Part 1, February 11: One Cent Cheaper
Part 2, March 24: Linked to my friend Joey’s “Miss Frugal and her Prize Box”
So, on with Part 3, The Joys of Guilt-Free Spending
First off, I never said I was Dave Ramsey. If you need good, all-around advice for managing money and getting / staying out of debt, you can’t do better than to read his book Financial Peace. Here, in the smallest possible nutshell, are his basic recommendations: Give and save first. Meet required bills next, like housing and insurance. Make and keep a budget. To avoid wasting money on finance charges, quit using credit cards altogether or pay them off each month. (Like I said, read the book.)
Now, on to the fun part: my philosophy about how to allocate discretionary funds. In another nutshell, I suggest giving the highest priority to the things that will most enhance the quality of life for you (and your family.)

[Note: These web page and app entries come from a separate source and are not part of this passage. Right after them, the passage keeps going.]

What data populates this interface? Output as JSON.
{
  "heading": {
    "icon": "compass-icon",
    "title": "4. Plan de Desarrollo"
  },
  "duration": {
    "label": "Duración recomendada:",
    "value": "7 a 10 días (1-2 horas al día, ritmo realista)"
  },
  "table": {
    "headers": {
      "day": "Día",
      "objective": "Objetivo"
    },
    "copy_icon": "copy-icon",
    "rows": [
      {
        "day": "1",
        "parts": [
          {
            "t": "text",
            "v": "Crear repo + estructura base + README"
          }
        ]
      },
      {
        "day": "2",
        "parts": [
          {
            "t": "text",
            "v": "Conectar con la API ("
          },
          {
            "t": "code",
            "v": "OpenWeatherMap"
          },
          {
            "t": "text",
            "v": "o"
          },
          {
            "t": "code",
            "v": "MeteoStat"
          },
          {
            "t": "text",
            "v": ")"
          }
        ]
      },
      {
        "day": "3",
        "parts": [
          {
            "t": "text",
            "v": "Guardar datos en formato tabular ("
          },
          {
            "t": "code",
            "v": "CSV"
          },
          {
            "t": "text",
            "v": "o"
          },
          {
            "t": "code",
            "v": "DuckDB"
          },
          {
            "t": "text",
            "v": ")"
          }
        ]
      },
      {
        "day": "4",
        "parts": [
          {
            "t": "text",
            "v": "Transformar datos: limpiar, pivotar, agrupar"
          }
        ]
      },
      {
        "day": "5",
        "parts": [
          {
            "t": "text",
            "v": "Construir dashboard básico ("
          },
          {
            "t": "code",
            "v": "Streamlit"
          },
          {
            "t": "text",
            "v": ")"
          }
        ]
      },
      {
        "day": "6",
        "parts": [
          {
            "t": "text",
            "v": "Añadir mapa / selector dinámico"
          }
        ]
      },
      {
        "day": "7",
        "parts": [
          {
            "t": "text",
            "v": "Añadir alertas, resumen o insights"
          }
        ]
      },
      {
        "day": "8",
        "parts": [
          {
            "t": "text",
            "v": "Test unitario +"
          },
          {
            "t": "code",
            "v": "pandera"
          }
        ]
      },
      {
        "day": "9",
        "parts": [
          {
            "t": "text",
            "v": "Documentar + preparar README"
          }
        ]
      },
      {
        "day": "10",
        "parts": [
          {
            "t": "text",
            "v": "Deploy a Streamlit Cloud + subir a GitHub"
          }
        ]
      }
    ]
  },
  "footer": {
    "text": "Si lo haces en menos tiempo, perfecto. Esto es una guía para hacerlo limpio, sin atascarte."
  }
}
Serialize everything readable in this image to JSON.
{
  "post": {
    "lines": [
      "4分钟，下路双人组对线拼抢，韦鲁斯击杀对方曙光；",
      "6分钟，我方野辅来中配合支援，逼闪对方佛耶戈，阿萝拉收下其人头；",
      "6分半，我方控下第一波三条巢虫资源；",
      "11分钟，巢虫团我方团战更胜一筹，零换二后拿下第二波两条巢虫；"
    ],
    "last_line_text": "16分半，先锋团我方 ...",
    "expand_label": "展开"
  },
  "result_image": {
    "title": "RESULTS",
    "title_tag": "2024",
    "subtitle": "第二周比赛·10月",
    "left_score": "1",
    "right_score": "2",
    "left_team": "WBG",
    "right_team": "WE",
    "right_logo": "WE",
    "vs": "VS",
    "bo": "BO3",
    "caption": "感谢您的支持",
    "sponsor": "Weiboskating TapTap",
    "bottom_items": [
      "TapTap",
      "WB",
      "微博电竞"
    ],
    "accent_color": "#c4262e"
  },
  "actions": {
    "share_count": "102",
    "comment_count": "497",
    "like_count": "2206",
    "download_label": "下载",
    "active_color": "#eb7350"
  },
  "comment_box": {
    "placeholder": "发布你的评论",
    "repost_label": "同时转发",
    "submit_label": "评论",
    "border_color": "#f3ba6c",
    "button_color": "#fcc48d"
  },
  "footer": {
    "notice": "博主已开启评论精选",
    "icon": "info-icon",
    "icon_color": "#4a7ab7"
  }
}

It’s pretty much that simple.
Some people are more stressed for money than for time, and can enjoy spending significant time to save a little money. They might bake crackers from scratch or hang their wet laundry on a clothesline instead of using the dryer. Others find their time more limited than their money, and it’s worthwhile for them to buy more-convenient food and spend more on utilities to save work. My feeling is that you are wasting money only if spending it does not bring you real satisfaction, like leaving a light burning all day in an unoccupied room.
Don’t worry about whether others may consider your spending wasteful. If you love to travel, allocate some of your budget for travel. That might sound wasteful to the person who never travels but for you, it creates priceless memories that are worth the dollars invested.
At the same time, don’t criticize others people’s choices. The guy who thinks your travel is a waste of money may buy tons of books. Maybe you just read library books, so you can’t imagine allocating hundreds per year toward books. For you, buying the books would be a waste of money but it enhances the other guy’s life.
The point is, you and your family get to set your own priorities and live according to them. At the opposite end of the scale, I’ve read some old novels that picture “high society.” Often the characters feel pressured to spend money they don’t have, for things they don’t want, so they can impress people they don’t like.
Now, that’s a waste, in my book!
Thanks for reading!
PS: Today I am linking up with Jen and my Soli Deo Gloria friends.
I also linked up for coffee with Rachel Anne and the Company Girls.